→ **Your goal**
Starting at the first line and ending at the last, reproduce the records below exactly.

── Input material ──

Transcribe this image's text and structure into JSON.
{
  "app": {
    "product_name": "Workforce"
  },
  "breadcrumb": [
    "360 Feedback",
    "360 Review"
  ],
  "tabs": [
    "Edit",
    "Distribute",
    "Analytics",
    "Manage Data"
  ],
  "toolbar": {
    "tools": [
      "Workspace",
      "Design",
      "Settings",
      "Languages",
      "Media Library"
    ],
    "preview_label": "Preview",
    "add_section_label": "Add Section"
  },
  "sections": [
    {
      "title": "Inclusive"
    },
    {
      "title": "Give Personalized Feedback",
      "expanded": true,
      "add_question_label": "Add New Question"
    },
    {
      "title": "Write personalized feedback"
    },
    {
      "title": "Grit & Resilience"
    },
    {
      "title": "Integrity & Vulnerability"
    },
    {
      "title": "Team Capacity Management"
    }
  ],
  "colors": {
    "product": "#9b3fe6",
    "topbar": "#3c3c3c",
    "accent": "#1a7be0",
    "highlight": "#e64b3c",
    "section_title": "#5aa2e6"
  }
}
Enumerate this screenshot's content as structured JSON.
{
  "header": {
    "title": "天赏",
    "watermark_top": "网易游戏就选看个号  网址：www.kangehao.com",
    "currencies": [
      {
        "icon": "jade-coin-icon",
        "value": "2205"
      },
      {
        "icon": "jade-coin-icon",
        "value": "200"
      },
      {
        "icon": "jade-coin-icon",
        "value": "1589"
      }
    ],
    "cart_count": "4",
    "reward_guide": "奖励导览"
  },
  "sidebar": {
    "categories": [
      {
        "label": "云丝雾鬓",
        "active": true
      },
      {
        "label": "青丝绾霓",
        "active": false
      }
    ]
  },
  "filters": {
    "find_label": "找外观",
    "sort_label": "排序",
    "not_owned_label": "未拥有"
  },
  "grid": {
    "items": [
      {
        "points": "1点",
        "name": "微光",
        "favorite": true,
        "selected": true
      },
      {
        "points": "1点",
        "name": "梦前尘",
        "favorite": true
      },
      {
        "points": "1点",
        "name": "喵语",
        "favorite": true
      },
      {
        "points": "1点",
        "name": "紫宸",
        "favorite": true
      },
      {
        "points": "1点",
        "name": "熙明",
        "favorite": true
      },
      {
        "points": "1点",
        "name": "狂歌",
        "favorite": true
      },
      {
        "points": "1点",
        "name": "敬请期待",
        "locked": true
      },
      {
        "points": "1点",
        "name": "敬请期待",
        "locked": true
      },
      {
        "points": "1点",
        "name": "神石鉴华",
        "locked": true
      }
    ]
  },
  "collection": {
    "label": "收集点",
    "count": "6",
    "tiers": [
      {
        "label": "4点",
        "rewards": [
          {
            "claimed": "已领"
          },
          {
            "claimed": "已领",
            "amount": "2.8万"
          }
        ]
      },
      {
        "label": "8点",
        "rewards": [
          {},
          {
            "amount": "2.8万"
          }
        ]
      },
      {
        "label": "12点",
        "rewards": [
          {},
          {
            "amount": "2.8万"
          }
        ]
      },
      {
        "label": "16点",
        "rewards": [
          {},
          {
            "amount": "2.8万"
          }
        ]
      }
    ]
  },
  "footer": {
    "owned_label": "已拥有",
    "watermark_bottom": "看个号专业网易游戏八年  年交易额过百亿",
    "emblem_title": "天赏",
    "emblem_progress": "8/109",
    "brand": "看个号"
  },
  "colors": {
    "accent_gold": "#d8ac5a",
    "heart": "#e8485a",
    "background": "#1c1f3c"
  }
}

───

→ **Task output**
Transcribe this image's text and structure into JSON.
{
  "app": {
    "product_name": "Workforce"
  },
  "breadcrumb": [
    "360 Feedback",
    "360 Review"
  ],
  "tabs": [
    "Edit",
    "Distribute",
    "Analytics",
    "Manage Data"
  ],
  "toolbar": {
    "tools": [
      "Workspace",
      "Design",
      "Settings",
      "Languages",
      "Media Library"
    ],
    "preview_label": "Preview",
    "add_section_label": "Add Section"
  },
  "sections": [
    {
      "title": "Inclusive"
    },
    {
      "title": "Give Personalized Feedback",
      "expanded": true,
      "add_question_label": "Add New Question"
    },
    {
      "title": "Write personalized feedback"
    },
    {
      "title": "Grit & Resilience"
    },
    {
      "title": "Integrity & Vulnerability"
    },
    {
      "title": "Team Capacity Management"
    }
  ],
  "colors": {
    "product": "#9b3fe6",
    "topbar": "#3c3c3c",
    "accent": "#1a7be0",
    "highlight": "#e64b3c",
    "section_title": "#5aa2e6"
  }
}
Enumerate this screenshot's content as structured JSON.
{
  "header": {
    "title": "天赏",
    "watermark_top": "网易游戏就选看个号  网址：www.kangehao.com",
    "currencies": [
      {
        "icon": "jade-coin-icon",
        "value": "2205"
      },
      {
        "icon": "jade-coin-icon",
        "value": "200"
      },
      {
        "icon": "jade-coin-icon",
        "value": "1589"
      }
    ],
    "cart_count": "4",
    "reward_guide": "奖励导览"
  },
  "sidebar": {
    "categories": [
      {
        "label": "云丝雾鬓",
        "active": true
      },
      {
        "label": "青丝绾霓",
        "active": false
      }
    ]
  },
  "filters": {
    "find_label": "找外观",
    "sort_label": "排序",
    "not_owned_label": "未拥有"
  },
  "grid": {
    "items": [
      {
        "points": "1点",
        "name": "微光",
        "favorite": true,
        "selected": true
      },
      {
        "points": "1点",
        "name": "梦前尘",
        "favorite": true
      },
      {
        "points": "1点",
        "name": "喵语",
        "favorite": true
      },
      {
        "points": "1点",
        "name": "紫宸",
        "favorite": true
      },
      {
        "points": "1点",
        "name": "熙明",
        "favorite": true
      },
      {
        "points": "1点",
        "name": "狂歌",
        "favorite": true
      },
      {
        "points": "1点",
        "name": "敬请期待",
        "locked": true
      },
      {
        "points": "1点",
        "name": "敬请期待",
        "locked": true
      },
      {
        "points": "1点",
        "name": "神石鉴华",
        "locked": true
      }
    ]
  },
  "collection": {
    "label": "收集点",
    "count": "6",
    "tiers": [
      {
        "label": "4点",
        "rewards": [
          {
            "claimed": "已领"
          },
          {
            "claimed": "已领",
            "amount": "2.8万"
          }
        ]
      },
      {
        "label": "8点",
        "rewards": [
          {},
          {
            "amount": "2.8万"
          }
        ]
      },
      {
        "label": "12点",
        "rewards": [
          {},
          {
            "amount": "2.8万"
          }
        ]
      },
      {
        "label": "16点",
        "rewards": [
          {},
          {
            "amount": "2.8万"
          }
        ]
      }
    ]
  },
  "footer": {
    "owned_label": "已拥有",
    "watermark_bottom": "看个号专业网易游戏八年  年交易额过百亿",
    "emblem_title": "天赏",
    "emblem_progress": "8/109",
    "brand": "看个号"
  },
  "colors": {
    "accent_gold": "#d8ac5a",
    "heart": "#e8485a",
    "background": "#1c1f3c"
  }
}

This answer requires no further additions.